- Task instructions: Tell how many lines in the data hold "from", giving that figure alone.

(Collected data)
○ ○ ○ ○ ○ ○ ○

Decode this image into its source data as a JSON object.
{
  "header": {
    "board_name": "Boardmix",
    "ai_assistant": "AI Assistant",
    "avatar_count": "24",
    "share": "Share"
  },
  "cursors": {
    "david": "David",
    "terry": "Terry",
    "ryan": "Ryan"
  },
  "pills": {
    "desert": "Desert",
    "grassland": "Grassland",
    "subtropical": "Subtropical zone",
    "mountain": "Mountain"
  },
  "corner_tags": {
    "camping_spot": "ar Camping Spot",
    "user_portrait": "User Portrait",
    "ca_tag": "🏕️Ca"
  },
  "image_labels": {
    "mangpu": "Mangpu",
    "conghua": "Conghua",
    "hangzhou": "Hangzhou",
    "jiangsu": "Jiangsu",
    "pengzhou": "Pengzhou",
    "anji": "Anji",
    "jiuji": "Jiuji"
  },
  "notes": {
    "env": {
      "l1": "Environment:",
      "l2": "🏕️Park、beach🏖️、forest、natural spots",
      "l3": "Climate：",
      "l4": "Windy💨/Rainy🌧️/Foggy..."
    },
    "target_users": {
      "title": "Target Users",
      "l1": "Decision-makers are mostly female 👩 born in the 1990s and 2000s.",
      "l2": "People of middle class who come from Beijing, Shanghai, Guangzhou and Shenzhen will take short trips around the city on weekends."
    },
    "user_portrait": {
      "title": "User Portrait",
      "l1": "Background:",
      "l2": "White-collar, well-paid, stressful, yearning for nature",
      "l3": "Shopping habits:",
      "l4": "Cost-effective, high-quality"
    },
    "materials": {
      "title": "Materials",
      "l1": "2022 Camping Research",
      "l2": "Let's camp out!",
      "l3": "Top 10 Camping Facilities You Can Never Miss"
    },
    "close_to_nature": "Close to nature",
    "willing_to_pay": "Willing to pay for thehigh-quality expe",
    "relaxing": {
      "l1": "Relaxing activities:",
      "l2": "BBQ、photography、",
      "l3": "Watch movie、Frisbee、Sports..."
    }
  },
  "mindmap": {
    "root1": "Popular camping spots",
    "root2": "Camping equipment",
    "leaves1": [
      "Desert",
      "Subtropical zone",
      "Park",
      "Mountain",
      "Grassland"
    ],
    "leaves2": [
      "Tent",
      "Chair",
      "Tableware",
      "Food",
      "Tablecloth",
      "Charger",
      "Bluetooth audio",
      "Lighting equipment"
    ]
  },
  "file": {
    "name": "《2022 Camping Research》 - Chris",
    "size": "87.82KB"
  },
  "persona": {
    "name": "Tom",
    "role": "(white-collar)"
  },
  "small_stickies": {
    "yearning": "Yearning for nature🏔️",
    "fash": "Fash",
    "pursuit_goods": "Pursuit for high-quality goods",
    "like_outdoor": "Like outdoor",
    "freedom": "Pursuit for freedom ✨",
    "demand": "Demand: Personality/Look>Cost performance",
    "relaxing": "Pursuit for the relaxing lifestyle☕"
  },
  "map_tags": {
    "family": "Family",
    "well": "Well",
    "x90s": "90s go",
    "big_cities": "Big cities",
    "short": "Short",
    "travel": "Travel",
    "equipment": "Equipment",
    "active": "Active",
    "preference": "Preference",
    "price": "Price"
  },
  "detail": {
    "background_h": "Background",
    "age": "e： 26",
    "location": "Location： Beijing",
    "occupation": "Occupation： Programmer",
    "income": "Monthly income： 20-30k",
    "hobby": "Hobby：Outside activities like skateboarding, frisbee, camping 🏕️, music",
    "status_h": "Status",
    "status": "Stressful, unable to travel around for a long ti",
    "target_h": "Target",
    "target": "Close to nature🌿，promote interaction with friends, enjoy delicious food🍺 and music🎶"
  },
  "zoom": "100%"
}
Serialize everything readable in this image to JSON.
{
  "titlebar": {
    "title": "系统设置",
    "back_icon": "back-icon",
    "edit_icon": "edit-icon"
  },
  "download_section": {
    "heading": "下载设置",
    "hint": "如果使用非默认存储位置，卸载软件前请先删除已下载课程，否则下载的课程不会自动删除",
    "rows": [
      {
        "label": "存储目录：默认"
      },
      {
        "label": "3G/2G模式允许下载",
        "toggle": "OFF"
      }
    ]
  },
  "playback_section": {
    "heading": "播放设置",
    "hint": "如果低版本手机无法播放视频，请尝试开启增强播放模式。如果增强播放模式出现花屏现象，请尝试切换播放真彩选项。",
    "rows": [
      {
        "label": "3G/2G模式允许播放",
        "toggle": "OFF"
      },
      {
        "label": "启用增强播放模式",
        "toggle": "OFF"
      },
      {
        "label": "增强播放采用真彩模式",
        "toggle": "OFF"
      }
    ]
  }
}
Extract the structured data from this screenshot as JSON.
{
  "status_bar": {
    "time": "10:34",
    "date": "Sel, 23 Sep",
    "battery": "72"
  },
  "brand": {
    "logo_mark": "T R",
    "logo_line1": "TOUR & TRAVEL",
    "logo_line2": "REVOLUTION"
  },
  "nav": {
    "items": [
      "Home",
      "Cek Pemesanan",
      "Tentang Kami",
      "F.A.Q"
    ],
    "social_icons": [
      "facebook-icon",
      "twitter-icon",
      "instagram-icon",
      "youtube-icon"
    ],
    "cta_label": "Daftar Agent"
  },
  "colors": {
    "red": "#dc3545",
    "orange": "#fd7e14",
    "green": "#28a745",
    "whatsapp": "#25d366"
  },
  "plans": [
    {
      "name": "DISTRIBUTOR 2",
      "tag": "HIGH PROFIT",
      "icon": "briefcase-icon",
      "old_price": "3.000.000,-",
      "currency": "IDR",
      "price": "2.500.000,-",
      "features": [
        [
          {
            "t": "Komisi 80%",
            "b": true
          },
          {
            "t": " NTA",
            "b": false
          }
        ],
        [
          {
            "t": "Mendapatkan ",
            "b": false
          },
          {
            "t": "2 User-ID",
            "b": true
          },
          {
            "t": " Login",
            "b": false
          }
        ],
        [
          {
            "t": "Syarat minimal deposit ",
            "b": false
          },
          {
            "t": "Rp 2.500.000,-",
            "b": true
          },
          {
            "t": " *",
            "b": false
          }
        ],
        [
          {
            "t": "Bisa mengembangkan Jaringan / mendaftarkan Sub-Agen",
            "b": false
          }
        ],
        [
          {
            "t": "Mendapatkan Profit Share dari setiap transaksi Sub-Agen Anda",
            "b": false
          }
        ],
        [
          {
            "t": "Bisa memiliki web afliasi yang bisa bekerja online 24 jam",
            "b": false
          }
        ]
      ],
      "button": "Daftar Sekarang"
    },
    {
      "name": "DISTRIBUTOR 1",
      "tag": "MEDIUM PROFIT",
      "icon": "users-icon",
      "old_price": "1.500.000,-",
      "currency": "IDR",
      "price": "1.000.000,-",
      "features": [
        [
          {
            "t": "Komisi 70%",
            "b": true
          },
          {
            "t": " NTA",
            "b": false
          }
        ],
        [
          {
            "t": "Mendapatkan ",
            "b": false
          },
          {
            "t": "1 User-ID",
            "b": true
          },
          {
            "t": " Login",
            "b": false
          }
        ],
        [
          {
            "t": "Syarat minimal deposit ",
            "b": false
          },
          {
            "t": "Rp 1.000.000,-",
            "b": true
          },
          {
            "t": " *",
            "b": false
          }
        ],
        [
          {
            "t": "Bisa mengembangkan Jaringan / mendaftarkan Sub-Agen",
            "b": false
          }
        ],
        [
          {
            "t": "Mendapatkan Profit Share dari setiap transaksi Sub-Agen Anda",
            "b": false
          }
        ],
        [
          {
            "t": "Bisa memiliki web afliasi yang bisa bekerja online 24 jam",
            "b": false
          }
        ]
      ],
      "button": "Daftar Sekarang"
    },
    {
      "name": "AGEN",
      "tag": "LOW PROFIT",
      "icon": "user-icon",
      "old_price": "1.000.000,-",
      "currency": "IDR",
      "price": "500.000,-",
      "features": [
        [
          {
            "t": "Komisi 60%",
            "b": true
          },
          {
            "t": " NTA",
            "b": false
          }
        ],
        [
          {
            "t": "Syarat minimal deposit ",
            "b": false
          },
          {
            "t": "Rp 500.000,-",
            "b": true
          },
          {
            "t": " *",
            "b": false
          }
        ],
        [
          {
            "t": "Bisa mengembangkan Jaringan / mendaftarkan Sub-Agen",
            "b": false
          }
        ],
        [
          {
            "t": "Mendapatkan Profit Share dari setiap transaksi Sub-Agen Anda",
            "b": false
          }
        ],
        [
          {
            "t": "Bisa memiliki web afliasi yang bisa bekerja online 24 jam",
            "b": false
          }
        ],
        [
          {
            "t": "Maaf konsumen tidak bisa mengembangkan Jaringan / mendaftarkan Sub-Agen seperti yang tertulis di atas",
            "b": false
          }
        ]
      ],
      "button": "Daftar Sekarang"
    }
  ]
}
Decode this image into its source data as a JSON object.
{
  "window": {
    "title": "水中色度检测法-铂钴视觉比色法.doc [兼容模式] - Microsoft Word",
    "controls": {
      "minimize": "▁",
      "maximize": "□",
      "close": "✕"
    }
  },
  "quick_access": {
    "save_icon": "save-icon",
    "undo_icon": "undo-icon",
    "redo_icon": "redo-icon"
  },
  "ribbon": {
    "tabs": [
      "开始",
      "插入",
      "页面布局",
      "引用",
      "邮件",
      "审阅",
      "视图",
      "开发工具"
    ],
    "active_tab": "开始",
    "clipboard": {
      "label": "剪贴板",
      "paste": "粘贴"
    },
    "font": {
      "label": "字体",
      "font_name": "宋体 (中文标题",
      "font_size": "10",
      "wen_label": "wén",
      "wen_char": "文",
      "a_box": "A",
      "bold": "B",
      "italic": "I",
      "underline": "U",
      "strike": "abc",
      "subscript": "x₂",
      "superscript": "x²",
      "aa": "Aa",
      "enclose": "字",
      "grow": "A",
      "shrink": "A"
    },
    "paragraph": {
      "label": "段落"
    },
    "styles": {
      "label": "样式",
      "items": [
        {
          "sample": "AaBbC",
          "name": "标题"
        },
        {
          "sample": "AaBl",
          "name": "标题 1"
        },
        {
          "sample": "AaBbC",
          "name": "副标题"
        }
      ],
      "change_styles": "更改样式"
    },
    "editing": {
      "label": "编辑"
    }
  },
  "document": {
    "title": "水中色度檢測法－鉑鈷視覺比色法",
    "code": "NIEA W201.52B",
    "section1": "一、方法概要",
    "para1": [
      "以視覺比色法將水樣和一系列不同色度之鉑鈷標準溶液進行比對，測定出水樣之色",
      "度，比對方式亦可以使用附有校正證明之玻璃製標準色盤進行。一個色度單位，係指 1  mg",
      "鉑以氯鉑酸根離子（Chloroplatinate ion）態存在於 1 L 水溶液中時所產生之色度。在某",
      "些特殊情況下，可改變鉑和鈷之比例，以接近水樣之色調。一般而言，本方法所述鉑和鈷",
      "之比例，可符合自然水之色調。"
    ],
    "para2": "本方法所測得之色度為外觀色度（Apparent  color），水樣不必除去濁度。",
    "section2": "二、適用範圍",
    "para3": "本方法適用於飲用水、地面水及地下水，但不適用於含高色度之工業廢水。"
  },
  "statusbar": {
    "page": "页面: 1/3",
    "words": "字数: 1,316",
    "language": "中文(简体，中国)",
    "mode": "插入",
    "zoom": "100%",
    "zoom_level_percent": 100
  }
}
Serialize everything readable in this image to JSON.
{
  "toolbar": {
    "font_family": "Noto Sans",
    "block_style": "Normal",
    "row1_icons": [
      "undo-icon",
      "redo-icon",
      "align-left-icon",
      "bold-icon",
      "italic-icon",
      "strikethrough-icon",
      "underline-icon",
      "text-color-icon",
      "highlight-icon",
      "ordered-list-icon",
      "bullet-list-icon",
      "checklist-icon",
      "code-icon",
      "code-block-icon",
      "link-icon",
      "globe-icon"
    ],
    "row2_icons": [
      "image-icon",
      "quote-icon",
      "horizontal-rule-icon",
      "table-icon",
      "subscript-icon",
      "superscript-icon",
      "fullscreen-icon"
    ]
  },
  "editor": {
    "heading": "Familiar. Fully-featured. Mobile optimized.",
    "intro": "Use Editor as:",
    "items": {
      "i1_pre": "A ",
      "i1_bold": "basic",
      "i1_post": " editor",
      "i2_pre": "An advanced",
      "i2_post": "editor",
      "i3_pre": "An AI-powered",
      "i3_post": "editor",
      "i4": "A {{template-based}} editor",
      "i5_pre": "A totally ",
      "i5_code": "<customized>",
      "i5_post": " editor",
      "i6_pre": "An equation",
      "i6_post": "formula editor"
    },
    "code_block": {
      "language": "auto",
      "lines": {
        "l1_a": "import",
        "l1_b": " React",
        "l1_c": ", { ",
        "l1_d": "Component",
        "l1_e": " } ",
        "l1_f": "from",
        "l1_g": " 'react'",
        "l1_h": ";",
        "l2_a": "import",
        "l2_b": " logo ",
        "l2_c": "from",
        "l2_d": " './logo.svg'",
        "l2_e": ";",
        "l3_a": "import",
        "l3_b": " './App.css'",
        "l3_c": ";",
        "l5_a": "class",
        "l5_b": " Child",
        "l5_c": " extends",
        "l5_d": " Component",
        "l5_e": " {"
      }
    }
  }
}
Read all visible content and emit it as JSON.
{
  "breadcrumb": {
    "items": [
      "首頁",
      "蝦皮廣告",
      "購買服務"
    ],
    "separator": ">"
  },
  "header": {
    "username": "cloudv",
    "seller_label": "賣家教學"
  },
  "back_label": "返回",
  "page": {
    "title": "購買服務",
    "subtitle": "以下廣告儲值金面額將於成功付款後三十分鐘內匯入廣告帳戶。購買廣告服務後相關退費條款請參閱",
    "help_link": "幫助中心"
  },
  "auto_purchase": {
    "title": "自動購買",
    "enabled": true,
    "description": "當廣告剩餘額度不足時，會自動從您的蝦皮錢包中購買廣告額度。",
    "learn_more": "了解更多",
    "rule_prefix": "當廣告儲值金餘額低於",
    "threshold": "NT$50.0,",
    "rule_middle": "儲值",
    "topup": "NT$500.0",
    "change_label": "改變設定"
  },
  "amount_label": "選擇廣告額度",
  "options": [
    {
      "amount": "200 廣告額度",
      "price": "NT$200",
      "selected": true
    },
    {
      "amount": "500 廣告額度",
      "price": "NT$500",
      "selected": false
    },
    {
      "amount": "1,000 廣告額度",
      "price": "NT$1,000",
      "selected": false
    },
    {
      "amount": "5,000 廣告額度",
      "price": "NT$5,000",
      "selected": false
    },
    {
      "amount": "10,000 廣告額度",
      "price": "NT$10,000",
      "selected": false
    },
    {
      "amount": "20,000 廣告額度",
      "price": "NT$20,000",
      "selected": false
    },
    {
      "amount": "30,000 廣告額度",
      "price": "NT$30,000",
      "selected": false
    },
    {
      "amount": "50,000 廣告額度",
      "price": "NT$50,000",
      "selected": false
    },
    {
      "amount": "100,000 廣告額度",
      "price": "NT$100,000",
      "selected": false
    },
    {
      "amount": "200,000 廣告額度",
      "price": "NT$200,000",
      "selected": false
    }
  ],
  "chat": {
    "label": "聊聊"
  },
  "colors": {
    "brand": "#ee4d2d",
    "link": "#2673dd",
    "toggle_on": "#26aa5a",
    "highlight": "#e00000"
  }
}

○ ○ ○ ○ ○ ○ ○

- The completed task: 4